Vernon woman breaks gender barrier in B.C. trapping community

Holly Wise, left, helps a youngster remove the pelt from a beaver.  (Holly Wise/Submitted - image credit)
Holly Wise, left, helps a youngster remove the pelt from a beaver. (Holly Wise/Submitted - image credit)

Holly Wise has set plenty of traps in her lifetime.

Now, she has set a precedent, too.

Wise, a resident of Vernon in the North Okanagan region of B.C., recently became the first woman in the 78-year history of the B.C. Trappers Association (BCTA) to be certified by the association as a trapping instructor.

"It's very empowering," Wise told host Sarah Penton on CBC's Radio West.

"It's definitely an eye-opening situation for me, just for the simple fact that I am following in steps of other women who have been highly involved in the B.C. Trappers Association, and who have paved the way for so many other pieces, but none that have actually gone through the traditional boys' club of becoming an instructor."

Holly Wise/Submitted
Holly Wise/Submitted

Wise says the trapping industry has been dominated by men over the years. But within that community, she says people are always happy to share their knowledge and that's something for which she's grateful.

"Really being able to gather and pull from information from everybody … it really has helped me to kind of [determine], 'What do I want to do as an instructor? How do I want to get these pieces of information out?'"

Growing up, Wise was never far away from a wealth of information when it came to trapping. Her dad, Pete, has been trapping for about 68 years.

'A wealth of knowledge'

Wise got her trapping licence in 1994 and received her instructor certification in April after going through a mentorship program. She's now one of about 10 certified instructors in the province.

Tim Killey, past-president of the BCTA, is one of those instructors and has known the Wise family for close to 20 years. He says Wise is a valuable addition to the instructor group.

Holly Wise/Submitted
Holly Wise/Submitted

"I think it's great for the association, great for the industry," Killey said. "We're getting more and more youth and female involvement in the trapping community. So I think it's a great thing — it's great to have the diversity in our instructor corps and in our association as well."

Killey also said Wise "brings a wealth of knowledge to the table because she's been in it for all of her life."

As an instructor, Wise says she'll primarily focus her attention on the Okanagan area but is open to traveLling around the province to hold trapping courses. Those courses, she says, are a combination of field instruction and classroom instruction.

"There is quite a bit of bookwork that goes with it because we teach the ethics and the regulations aspect of it, but it's also learning about your tools and your ecology and your habitat management," she said.

Close to 3,000 traplines in B.C.

Trapping is an activity that has been around in the course of human history. In B.C., animals commonly trapped for their fur include marten, beaver, otter, mink and muskrat.

As a province, B.C. is on a trapline system. As of 2022, Killey says there were about 2,900 traplines in B.C. and close to 1,400 people with active trapping licenses.

For people with traplines, trapping is done recreationally and as a source of income.

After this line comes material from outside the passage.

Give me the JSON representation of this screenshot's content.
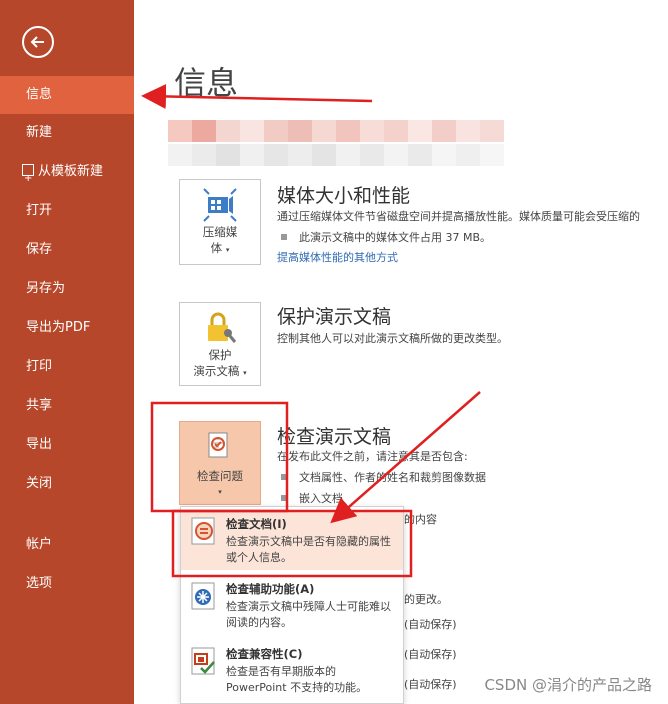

Killey says earnings for trappers "haven't been great" for the past few years but says the demand for one particular pelt is increasing.

"I don't know that it's totally related to [the television show] Yellowstone but there seems to be a resurgence in the market for beaver pelts," he said. "It's a pelt used in cowboy hats."

Wise works full-time for Interior Health and will do her trapping instruction on the side.

"I have a waitlist," she said. "I have an amazing waitlist."